The newspaper reported that senior White House officials have been considering an accelerated U.S. withdrawal for weeks, especially in light of the violence resulting from the burning of Qurans last month by U.S. soldiers and Sunday's killings in Kandahar.

Mr. Obama said Tuesday that the U.S. will “responsibly” draw down its forces by the end of 2014, the deadline by which the U.S. and its allies plan to withdraw combat troops from Afghanistan.

In violence Tuesday, suspected militants fired on an Afghan government delegation visiting one of the villages where the U.S. soldier allegedly murdered 16 civilians.

The attack in Kandahar province killed an Afghan soldier and wounded at least one policeman. No group has claimed responsibility for the shooting, but the Taliban has sworn revenge and vowed to behead Americans.

In eastern Afghanistan, hundreds of people protested in the city of Jalalabad in the first significant public demonstration against Sunday's killings. Many of the marchers chanted “Death to America.”

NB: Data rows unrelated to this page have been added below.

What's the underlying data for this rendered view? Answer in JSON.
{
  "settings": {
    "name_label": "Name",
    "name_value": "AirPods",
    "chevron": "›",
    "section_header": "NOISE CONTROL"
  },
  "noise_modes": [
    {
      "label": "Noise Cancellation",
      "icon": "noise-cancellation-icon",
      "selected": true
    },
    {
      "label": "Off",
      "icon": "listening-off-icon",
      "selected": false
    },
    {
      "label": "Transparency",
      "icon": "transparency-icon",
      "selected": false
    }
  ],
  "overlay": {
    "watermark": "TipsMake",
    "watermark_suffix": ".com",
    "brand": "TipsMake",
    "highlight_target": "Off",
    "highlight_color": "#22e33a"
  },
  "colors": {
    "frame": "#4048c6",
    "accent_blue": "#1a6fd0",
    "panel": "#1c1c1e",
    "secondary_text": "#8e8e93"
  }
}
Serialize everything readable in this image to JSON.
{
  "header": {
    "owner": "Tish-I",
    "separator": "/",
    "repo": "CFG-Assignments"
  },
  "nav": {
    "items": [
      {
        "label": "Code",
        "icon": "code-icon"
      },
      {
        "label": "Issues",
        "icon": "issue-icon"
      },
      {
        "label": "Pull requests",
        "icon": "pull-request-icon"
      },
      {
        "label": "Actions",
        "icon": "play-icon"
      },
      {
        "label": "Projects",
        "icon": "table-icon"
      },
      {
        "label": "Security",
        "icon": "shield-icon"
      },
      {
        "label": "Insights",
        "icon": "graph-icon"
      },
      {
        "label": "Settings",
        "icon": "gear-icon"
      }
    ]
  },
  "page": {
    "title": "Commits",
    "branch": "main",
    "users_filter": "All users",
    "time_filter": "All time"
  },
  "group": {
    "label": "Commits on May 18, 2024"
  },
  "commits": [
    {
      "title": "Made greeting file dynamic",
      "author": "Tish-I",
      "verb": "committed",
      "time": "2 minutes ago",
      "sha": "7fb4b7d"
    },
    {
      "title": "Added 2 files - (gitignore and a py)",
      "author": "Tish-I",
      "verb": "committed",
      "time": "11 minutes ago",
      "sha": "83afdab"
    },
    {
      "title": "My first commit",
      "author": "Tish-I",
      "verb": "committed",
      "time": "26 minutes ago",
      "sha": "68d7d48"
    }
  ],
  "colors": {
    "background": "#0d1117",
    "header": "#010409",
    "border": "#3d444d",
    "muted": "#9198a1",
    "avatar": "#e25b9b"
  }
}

U.S. and Afghan officials say Sunday's incident took place when a U.S. soldier walked off his base and shot and killed civilians in their homes in the Panjwai district of southern Kandahar. Many of the victims were children. Villagers say he set some of the bodies on fire.

The Afghan parliament condemned the killings, urging the U.S. government to punish the culprits and put them on trial in a public court.

NATO officials say the suspect is a U.S. Army staff sergeant who acted alone and turned himself in. The Pentagon has not released his name. But a U.S. official has told news agencies that he is a 38 year-old father of two and recently suffered a head injury in a vehicle accident while on duty in Iraq.

Specialists in U.S. military law say that if a series of investigations finds sufficient legal evidence, the Army sergeant will be charged and will face a court martial. He could face the death penalty.

Defense Secretary Leon Panetta told reporters Tuesday that the military needs to learn from these “tragic events” and “do everything possible to make sure that they don't happen again.”